If you invest £250k and the investment grows 7% per year, an initial charge of 5% and an annual charge of 2.2% could cost you nearly £600k over 25 years. 

Whilst investment advice can be very valuable, if you don’t need it, it can eat into returns. Not only do the fees reduce the value of your investments, you also miss out on any returns you would have earned on those fees. 

Meanwhile, if your annual costs were halved to 1.1%, you might have an additional £280k in your portfolio after 25 years. 

The chart below shows the difference in returns.  It compares advice fees of 5% initial and 2.2% per year vs. no initial charge and 1.1% per year.

Impact of charges on returns

Source: Wealth Club. Assumes growth of 7% per annum. The average ongoing cost of a Wealth Club Portfolio is 1.08% (November 2023). For illustration purposes only.

But the real question is: are you happy with what you're getting for the money you are paying?

What might you consider?

If you don’t need ongoing advice, experienced investors could make significant savings – up to 40% – by switching to a non-advised managed portfolio (the Wealth Club Portfolio Service is an example). 

Here, you still have a well-diversified portfolio built, managed and monitored for you by investment professionals. The main difference is that you will decide which portfolio is right for you, from a range with different risk profiles, without receiving advice. 

Important: the Wealth Club Portfolios are discretionary managed portfolios of funds and investment trusts and are for the long term. They can go down as well as up in value – returns are not guaranteed. Before transferring a pension you should check the costs involved and whether you’d lose any valuable benefits.  The Wealth Club Portfolios are managed by Wealth Club Asset Management Limited, a wholly-owned subsidiary of Wealth Club Limited.

How does the Wealth Club Portfolio Service work?

Our portfolios invest in a diverse mix of 30–45 actively managed and low-cost index funds as well as investment trusts. They give you exposure to equities and bonds from around the world but also infrastructure and other private assets; from mainstream managers such as Artemis and Fundsmith to those you might be less familiar with such as Comgest, Dodge & Cox and Brookfield.

There are five investment portfolios – Conservative, Balanced, Growth, Adventurous Growth or Income. You choose which you think is best for you, based on the level of risk you are comfortable with. We do the rest: make the investment decisions and regularly rebalance the portfolio. 

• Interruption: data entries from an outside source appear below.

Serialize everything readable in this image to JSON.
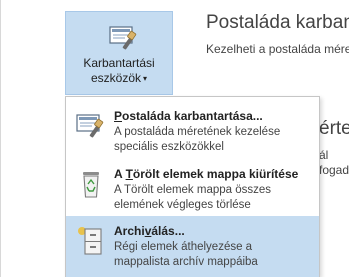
{
  "ribbon": {
    "tool_button": {
      "line1": "Karbantartási",
      "line2": "eszközök",
      "icon": "mailbox-tools-icon"
    }
  },
  "pane": {
    "title": "Postaláda karban",
    "description": "Kezelheti a postaláda méret",
    "second_title": "érte",
    "second_desc_line1": "ál",
    "second_desc_line2": "fogad"
  },
  "menu": {
    "items": [
      {
        "title_underlined": "P",
        "title_rest": "ostaláda karbantartása...",
        "desc_line1": "A postaláda méretének kezelése",
        "desc_line2": "speciális eszközökkel",
        "icon": "mailbox-cleanup-icon",
        "selected": false
      },
      {
        "title_prefix": "A ",
        "title_underlined": "T",
        "title_rest": "örölt elemek mappa kiürítése",
        "desc_line1": "A Törölt elemek mappa összes",
        "desc_line2": "elemének végleges törlése",
        "icon": "recycle-bin-icon",
        "selected": false
      },
      {
        "title_prefix": "Archi",
        "title_underlined": "v",
        "title_rest": "álás...",
        "desc_line1": "Régi elemek áthelyezése a",
        "desc_line2": "mappalista archív mappáiba",
        "icon": "archive-cabinet-icon",
        "selected": true
      }
    ]
  },
  "colors": {
    "selection": "#c5dcf1",
    "text": "#222222",
    "muted_text": "#444444"
  }
}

These portfolios have been over two years in the making. We have reviewed 2,509 funds and investment trusts. We have done all the time-consuming legwork so you don't have to. 

You can invest through an ISA, SIPP or General Investment Account (GIA). You can invest new money or transfer existing investments.

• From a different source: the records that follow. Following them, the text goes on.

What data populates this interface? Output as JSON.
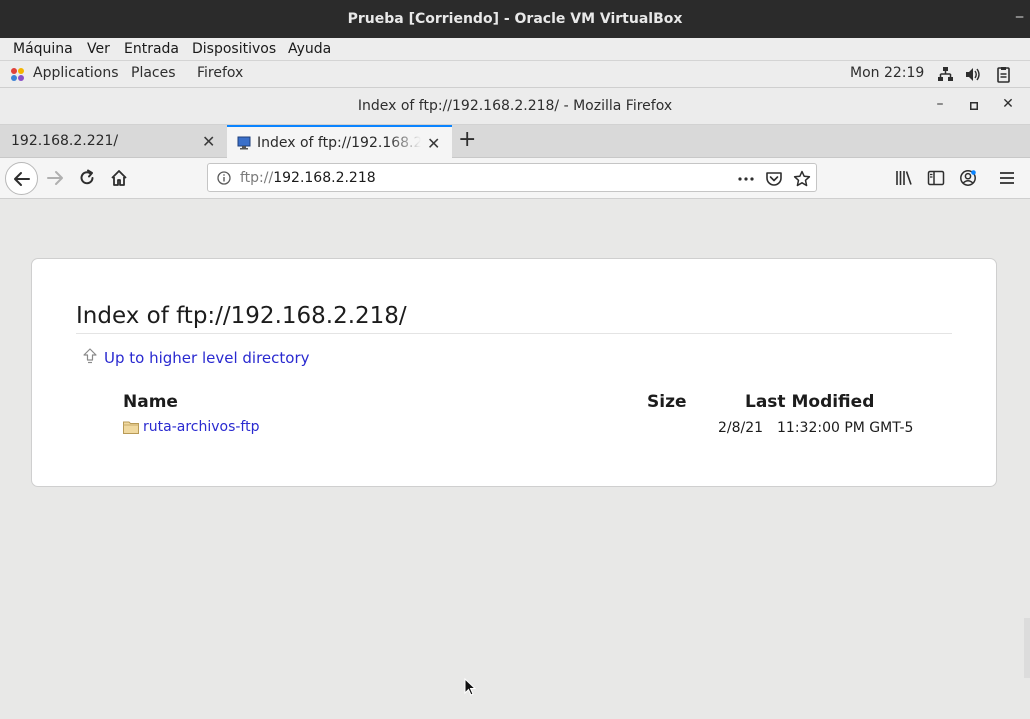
{
  "vbox": {
    "title": "Prueba [Corriendo] - Oracle VM VirtualBox",
    "menus": [
      "Máquina",
      "Ver",
      "Entrada",
      "Dispositivos",
      "Ayuda"
    ]
  },
  "panel": {
    "applications": "Applications",
    "places": "Places",
    "firefox": "Firefox",
    "clock": "Mon 22:19",
    "tray_icons": [
      "network-icon",
      "volume-icon",
      "clipboard-icon"
    ]
  },
  "firefox": {
    "window_title": "Index of ftp://192.168.2.218/ - Mozilla Firefox",
    "tabs": [
      {
        "label": "192.168.2.221/",
        "active": false
      },
      {
        "label": "Index of ftp://192.168.2.218/",
        "active": true
      }
    ],
    "url": {
      "scheme": "ftp://",
      "host": "192.168.2.218"
    }
  },
  "listing": {
    "heading": "Index of ftp://192.168.2.218/",
    "up_link": "Up to higher level directory",
    "columns": {
      "name": "Name",
      "size": "Size",
      "modified": "Last Modified"
    },
    "rows": [
      {
        "name": "ruta-archivos-ftp",
        "size": "",
        "date": "2/8/21",
        "time": "11:32:00 PM GMT-5"
      }
    ]
  },
  "colors": {
    "accent": "#0a84ff",
    "link": "#2a2ad0",
    "titlebar_dark": "#2b2b2b"
  }
}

Who manages the Wealth Club Portfolio Service?

The portfolios are managed by our Head of Investment Research Jonathan Moyes and his team. Jonathan previously co-managed £400 million across over 10,000 discretionary investor portfolios at award-winning wealth management boutique Whitechurch Securities. 

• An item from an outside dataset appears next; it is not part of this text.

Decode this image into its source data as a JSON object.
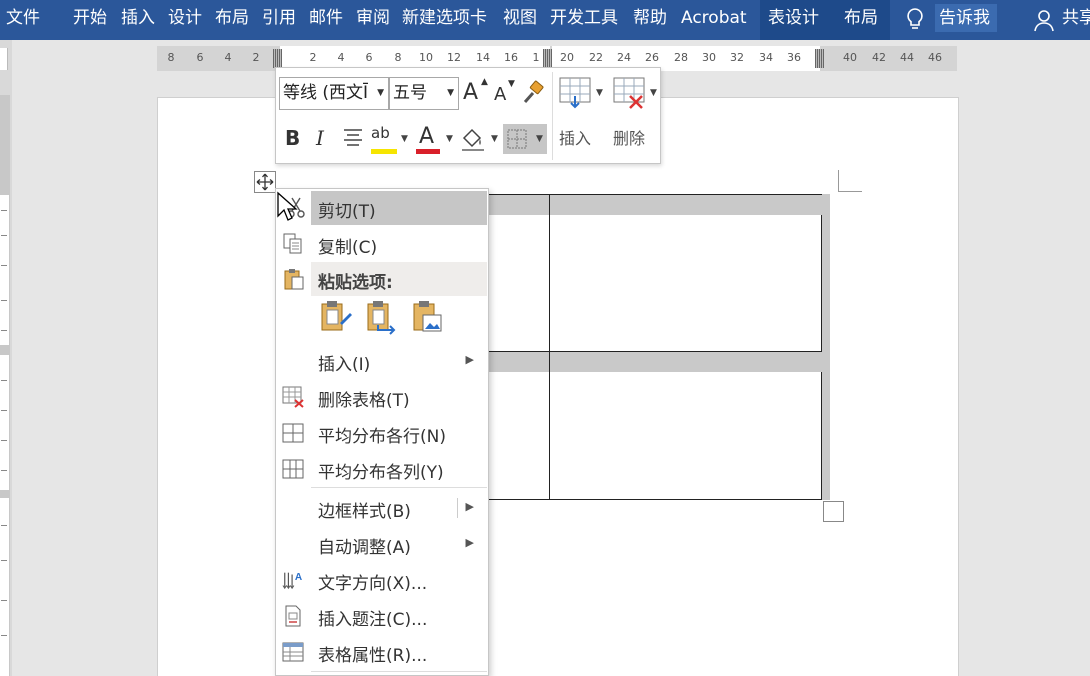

Under Jonathan’s tenure, from 2011 to 2019, the average portfolio in each risk category significantly outperformed the average wealth manager. His portfolios also consistently won awards for their risk-adjusted performance (PAM Award – 2016, Portfolio Adviser – 2014/16/18, Citywire – 2014/15/16), and he is a Chartered Fellow of the CISI. Past performance is not a guide to the future. 

Register your interest

Wealth Club aims to make it easier for experienced investors to find information on – and apply for – investments. You should base your investment decision on the offer documents and ensure you have read and fully understand them before investing. The information on this webpage is a marketing communication. It is not advice or a personal or research recommendation to buy any of the investments mentioned, nor does it include any opinion as to the present or future value or price of these investments. It does not satisfy legal requirements promoting investment research independence and is thus not subject to prohibitions on dealing ahead of its dissemination.